The result should be every line of the listing that contains "note".

▶

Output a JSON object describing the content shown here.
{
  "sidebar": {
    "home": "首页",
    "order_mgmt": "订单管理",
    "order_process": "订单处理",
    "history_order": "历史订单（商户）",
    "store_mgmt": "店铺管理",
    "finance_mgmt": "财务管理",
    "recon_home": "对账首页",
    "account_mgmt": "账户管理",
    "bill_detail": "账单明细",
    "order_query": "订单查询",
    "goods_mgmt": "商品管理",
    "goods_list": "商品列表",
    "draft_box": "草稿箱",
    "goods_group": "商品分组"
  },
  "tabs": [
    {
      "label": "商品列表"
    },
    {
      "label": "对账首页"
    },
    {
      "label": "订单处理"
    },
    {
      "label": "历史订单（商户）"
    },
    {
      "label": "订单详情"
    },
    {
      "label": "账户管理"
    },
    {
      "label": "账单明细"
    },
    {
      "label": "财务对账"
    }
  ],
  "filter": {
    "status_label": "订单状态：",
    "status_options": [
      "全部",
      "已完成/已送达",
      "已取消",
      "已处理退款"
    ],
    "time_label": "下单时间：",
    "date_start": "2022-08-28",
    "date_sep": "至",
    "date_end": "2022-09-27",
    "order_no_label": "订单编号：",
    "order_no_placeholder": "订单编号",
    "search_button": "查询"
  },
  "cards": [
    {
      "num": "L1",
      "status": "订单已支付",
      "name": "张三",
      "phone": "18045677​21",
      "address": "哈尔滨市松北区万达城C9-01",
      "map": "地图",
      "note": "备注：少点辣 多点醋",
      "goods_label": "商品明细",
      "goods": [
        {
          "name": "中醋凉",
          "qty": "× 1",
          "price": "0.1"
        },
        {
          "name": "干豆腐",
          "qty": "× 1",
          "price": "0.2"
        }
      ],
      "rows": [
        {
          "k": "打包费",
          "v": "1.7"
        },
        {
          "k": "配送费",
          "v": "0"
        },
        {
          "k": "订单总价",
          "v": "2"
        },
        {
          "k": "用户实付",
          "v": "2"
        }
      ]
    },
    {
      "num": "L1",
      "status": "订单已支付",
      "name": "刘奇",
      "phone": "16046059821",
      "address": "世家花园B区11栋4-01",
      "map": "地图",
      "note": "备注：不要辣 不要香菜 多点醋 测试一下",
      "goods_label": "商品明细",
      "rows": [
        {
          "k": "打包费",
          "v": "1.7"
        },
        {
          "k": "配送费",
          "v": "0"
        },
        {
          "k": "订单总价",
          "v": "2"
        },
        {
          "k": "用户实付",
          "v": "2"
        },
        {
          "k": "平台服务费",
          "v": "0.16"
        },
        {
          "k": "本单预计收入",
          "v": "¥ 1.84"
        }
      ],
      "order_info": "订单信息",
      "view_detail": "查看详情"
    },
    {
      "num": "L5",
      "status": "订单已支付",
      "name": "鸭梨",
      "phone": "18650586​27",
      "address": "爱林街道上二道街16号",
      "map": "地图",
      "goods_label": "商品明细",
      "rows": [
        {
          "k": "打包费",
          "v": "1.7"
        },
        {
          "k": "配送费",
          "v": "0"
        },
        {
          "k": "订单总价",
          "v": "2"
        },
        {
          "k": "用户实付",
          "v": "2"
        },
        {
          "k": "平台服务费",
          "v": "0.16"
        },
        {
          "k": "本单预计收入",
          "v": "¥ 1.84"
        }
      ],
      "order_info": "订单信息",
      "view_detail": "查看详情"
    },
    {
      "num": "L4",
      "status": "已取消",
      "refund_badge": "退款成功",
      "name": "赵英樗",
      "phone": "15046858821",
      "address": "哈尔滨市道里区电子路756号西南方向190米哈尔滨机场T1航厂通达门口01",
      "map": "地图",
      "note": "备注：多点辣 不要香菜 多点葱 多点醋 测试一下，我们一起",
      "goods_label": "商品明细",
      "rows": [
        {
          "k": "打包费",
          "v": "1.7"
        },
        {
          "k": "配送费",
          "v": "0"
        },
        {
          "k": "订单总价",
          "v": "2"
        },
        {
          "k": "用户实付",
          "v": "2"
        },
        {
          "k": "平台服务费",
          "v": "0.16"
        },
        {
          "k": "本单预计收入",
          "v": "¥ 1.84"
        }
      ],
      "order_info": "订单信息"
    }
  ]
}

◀

- [ANSWER BELOW]:
      "note": "备注：少点辣 多点醋",
      "note": "备注：不要辣 不要香菜 多点醋 测试一下",
      "note": "备注：多点辣 不要香菜 多点葱 多点醋 测试一下，我们一起",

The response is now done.